4: Use stickers and stamps – buy in or you can make your own in lots of ways. They stand out to students and save us writing the same thing over and over again!

5: Realise you need to give in-depth feedback? Don’t write an essay – use a post-it note sticking out of their book as a reminder to speak to them next time you see the class.

Reducing Time Spent on Marking by Antony Hattersley

Name: Antony Hattersley
Twitter name: None given
Sector: Primary
Subject taught (if applicable): Primary
Position: Year 5 teacher
What is your advice about? Reducing time spent on marking

1: Don’t try to follow the school marking policy to the letter as this will take away your life. Work smart, instead.

2: Get the children to self-mark and/or peer-mark every single piece of work. Build in 5-10 minutes of each lesson dedicated to this.

3: Use icon marking occasionally. (Instead of writing a next step comment, write a next step icon and the child writes out what the icon means).

4: When you have to write next step comments, write them out really big so that they stand out. I stick in an A4 “Assessment” sheet so that they look more than they are.

5: Do not spend time writing out what the pupils have achieved during the lesson (in pink in many schools). If absolutely necessary, highlight the objective in pink instead.

Marking by @sputniksteve

Name: Sputnik Steve
Twitter: @sputniksteve
Sector:  Secondary, Independent
Subject: English
Position: Teacher
5 Bits of Advice About: Marking

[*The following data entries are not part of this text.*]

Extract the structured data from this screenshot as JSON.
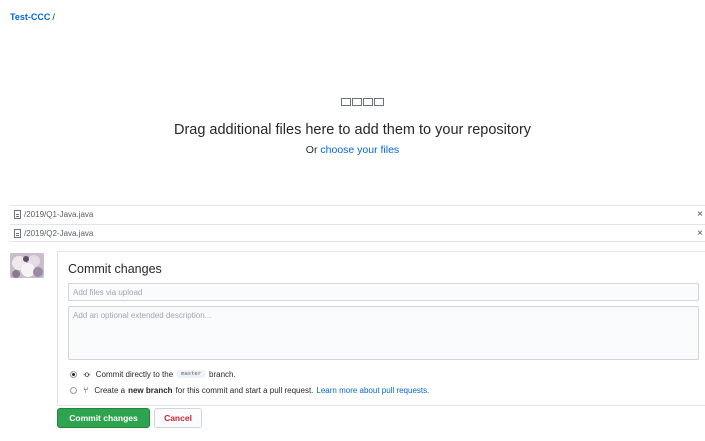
{
  "breadcrumb": {
    "repo": "Test-CCC",
    "separator": "/"
  },
  "dropzone": {
    "title": "Drag additional files here to add them to your repository",
    "sub_prefix": "Or",
    "sub_link": "choose your files"
  },
  "files": [
    {
      "name": "/2019/Q1-Java.java",
      "remove": "×"
    },
    {
      "name": "/2019/Q2-Java.java",
      "remove": "×"
    }
  ],
  "commit": {
    "title": "Commit changes",
    "summary_placeholder": "Add files via upload",
    "description_placeholder": "Add an optional extended description...",
    "option_direct": {
      "prefix": "Commit directly to the",
      "branch": "master",
      "suffix": "branch.",
      "icon": "git-commit-icon"
    },
    "option_new": {
      "prefix": "Create a",
      "bold": "new branch",
      "suffix": "for this commit and start a pull request.",
      "link": "Learn more about pull requests.",
      "icon": "git-pull-request-icon"
    },
    "submit_label": "Commit changes",
    "cancel_label": "Cancel"
  },
  "colors": {
    "link": "#0366d6",
    "commit_button": "#2ea44f",
    "cancel_text": "#cb2431"
  }
}
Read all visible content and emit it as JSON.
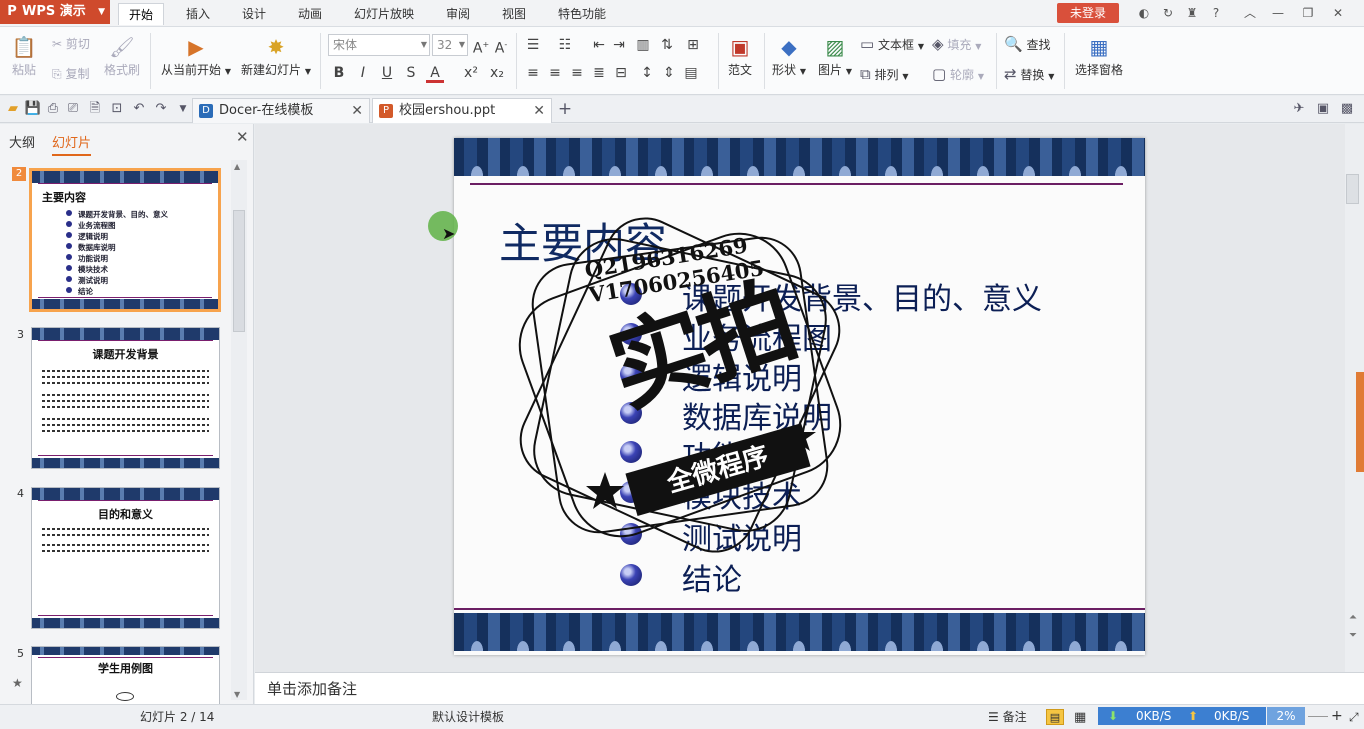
{
  "app": {
    "menu_label": "WPS 演示",
    "login_label": "未登录"
  },
  "menu_tabs": [
    "开始",
    "插入",
    "设计",
    "动画",
    "幻灯片放映",
    "审阅",
    "视图",
    "特色功能"
  ],
  "window_icons": [
    "skin-icon",
    "sync-icon",
    "shirt-icon",
    "help-icon",
    "collapse-icon",
    "minimize-icon",
    "restore-icon",
    "close-icon"
  ],
  "ribbon": {
    "paste": "粘贴",
    "cut": "剪切",
    "copy": "复制",
    "format_painter": "格式刷",
    "from_current": "从当前开始",
    "new_slide": "新建幻灯片",
    "font_name": "宋体",
    "font_size": "32",
    "template": "范文",
    "shape": "形状",
    "picture": "图片",
    "textbox": "文本框",
    "fill": "填充",
    "arrange": "排列",
    "outline": "轮廓",
    "find": "查找",
    "replace": "替换",
    "selection_pane": "选择窗格"
  },
  "tabs": [
    {
      "label": "Docer-在线模板",
      "icon": "docer-icon"
    },
    {
      "label": "校园ershou.ppt",
      "icon": "ppt-file-icon"
    }
  ],
  "panel": {
    "tab_outline": "大纲",
    "tab_slides": "幻灯片"
  },
  "thumbnails": [
    {
      "number": "2",
      "title": "主要内容",
      "items": [
        "课题开发背景、目的、意义",
        "业务流程图",
        "逻辑说明",
        "数据库说明",
        "功能说明",
        "模块技术",
        "测试说明",
        "结论"
      ]
    },
    {
      "number": "3",
      "title": "课题开发背景"
    },
    {
      "number": "4",
      "title": "目的和意义"
    },
    {
      "number": "5",
      "title": "学生用例图"
    }
  ],
  "slide": {
    "title": "主要内容",
    "items": [
      "课题开发背景、目的、意义",
      "业务流程图",
      "逻辑说明",
      "数据库说明",
      "功能说明",
      "模块技术",
      "测试说明",
      "结论"
    ]
  },
  "watermark": {
    "line1": "Q2196316269",
    "line2": "V17060256405",
    "big": "实拍",
    "banner": "全微程序"
  },
  "notes_placeholder": "单击添加备注",
  "status": {
    "slide_count": "幻灯片 2 / 14",
    "template": "默认设计模板",
    "notes_btn": "备注",
    "download": "0KB/S",
    "upload": "0KB/S",
    "zoom": "2%"
  }
}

  1. Use questions instead of statements for targets. Get them thinking.
  2. Use symbols for common targets such as T: Q (meaning use quotations).
  3. Mark as much as you can in the lesson.
  4. Give kids time to respond to your marking, but don’t mark all their responses.
  5. Use lots of self assessment: it saves you time. But peer assessment is crap.